Moving swiftly to fill the vacuum left by the death of Ronald H. Brown, President Clinton announced yesterday that he will nominate U.S. Trade Representative Mickey Kantor to be the next secretary of commerce.
The White House had brusquely discouraged speculation about a successor in the wake of the crash in Bosnia that took Mr. Brown's life.
Michael McCurry, the president's press secretary, chided those engaging in speculation and said it would be "many days" before the matter of a successor would be taken up. As it turned out, Mr. Clinton waited only two days after Mr. Brown's funeral and burial to make his announcement.
Mr. Clinton's choice of Mr. Kantor seemed designed to ensure that the Commerce Department will be headed by a top political ally - as Mr. Brown was - at a time when some Republicans are threatening to dismantle the agency.
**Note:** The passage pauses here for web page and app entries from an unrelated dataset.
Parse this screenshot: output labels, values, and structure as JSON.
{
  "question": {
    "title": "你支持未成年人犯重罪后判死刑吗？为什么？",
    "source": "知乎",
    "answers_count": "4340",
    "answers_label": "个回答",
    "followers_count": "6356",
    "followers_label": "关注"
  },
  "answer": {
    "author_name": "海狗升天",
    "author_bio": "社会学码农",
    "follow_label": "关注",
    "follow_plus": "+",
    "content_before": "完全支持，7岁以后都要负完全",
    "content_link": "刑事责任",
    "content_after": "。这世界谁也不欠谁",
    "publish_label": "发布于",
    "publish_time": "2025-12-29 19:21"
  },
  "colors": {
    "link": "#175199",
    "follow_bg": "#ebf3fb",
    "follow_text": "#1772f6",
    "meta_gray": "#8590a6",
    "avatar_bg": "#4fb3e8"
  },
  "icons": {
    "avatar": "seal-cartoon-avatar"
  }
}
"We need to send a clear signal to the rest of America and to the world that we don't intend to miss a beat," the president said, announcing Mr. Kantor's selection at a White House event to tout U.S. car exports to Japan.
Trying to put his economic team in order as he heads into an election year and budget talks with Republicans, Mr. Clinton also said he has chosen Franklin D. Raines as director of the Office of Management and Budget.
The president named Mr. Kantor's deputy, Charlene Barshefsky, as acting trade representative. She has received widespread praise in the past three years for her high-profile negotiating of trade deals with Japan and China.
Mr. Kantor signaled that he intends to follow Mr. Brown's lead in attempting to make the Commerce Department, once a bureaucratic lightweight, a major force in economic policy.
"I will continue that legacy," he said. "That is my pledge, that is my goal, that is what I'm going to do."
The choice of Mr. Kantor, 56, who managed Mr. Clinton's 1992 presidential campaign, was greeted warmly on Capitol Hill.
Senate Majority Leader Bob Dole, the presumptive GOP presidential nominee, called Mr. Kantor "a good choice." Campaigning in Texas, he said, "He will probably be widely supported on the Republican side."
Sen. Larry Pressler, chairman of the Senate Commerce, Science and Transportation Committee, also praised the selection.
Because Mr. Clinton made Mr. Kantor's appointment while Congress is in recess, rules allow the new commerce secretary to take his post almost immediately. According to White House officials, confirmation won't be required until the end of 1997.
Mr. Kantor will accompany Mr. Clinton to Japan next week as commerce secretary. …